ACTION ITEM: All lines in the records below that hold "LITE" are to be shown.

RECORDS SUPPLIED:

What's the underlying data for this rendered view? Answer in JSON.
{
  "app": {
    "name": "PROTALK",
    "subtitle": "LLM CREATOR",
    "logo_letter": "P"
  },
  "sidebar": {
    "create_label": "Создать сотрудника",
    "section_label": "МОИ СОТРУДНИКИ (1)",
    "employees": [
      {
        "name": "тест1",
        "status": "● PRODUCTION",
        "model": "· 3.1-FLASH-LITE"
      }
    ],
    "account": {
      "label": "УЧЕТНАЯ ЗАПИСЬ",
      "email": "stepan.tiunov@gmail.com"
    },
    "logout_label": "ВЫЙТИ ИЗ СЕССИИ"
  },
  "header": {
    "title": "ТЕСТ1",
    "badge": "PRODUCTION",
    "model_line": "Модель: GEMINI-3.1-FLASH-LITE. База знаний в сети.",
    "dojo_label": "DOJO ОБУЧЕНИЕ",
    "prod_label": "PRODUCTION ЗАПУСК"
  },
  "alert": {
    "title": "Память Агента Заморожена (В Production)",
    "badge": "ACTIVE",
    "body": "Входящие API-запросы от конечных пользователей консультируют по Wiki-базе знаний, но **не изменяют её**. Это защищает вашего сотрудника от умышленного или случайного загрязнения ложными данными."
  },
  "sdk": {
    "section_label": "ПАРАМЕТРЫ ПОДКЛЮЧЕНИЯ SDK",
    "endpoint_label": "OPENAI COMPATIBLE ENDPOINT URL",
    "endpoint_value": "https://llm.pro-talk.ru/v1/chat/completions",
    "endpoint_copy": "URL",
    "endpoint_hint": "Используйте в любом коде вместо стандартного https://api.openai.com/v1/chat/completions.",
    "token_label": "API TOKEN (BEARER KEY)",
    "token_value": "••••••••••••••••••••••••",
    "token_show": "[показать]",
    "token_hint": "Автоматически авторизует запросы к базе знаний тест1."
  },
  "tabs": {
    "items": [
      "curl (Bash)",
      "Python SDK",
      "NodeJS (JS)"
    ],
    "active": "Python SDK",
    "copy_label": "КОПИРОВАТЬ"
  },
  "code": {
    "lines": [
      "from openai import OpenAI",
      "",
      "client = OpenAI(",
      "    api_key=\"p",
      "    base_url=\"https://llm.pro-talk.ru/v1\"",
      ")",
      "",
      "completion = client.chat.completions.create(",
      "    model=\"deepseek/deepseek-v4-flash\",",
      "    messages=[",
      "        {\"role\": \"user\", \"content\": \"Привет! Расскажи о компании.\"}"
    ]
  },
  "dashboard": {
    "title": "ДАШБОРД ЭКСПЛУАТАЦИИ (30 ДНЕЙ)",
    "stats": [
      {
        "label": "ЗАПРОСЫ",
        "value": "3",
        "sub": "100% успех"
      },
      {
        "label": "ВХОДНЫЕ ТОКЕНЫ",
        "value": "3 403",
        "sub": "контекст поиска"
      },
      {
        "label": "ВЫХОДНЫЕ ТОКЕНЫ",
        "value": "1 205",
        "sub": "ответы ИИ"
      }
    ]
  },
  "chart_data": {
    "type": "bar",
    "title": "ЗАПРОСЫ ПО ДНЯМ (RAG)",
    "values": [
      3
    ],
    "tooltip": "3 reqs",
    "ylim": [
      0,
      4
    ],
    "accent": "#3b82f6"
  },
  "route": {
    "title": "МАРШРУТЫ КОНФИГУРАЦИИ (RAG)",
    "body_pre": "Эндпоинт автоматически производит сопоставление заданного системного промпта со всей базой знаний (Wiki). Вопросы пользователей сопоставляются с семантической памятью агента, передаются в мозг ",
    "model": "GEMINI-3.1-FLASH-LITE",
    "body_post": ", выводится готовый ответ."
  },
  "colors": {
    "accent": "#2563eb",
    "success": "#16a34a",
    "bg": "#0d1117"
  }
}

TASK RESULT:
        "model": "· 3.1-FLASH-LITE"
    "model_line": "Модель: GEMINI-3.1-FLASH-LITE. База знаний в сети.",
    "model": "GEMINI-3.1-FLASH-LITE",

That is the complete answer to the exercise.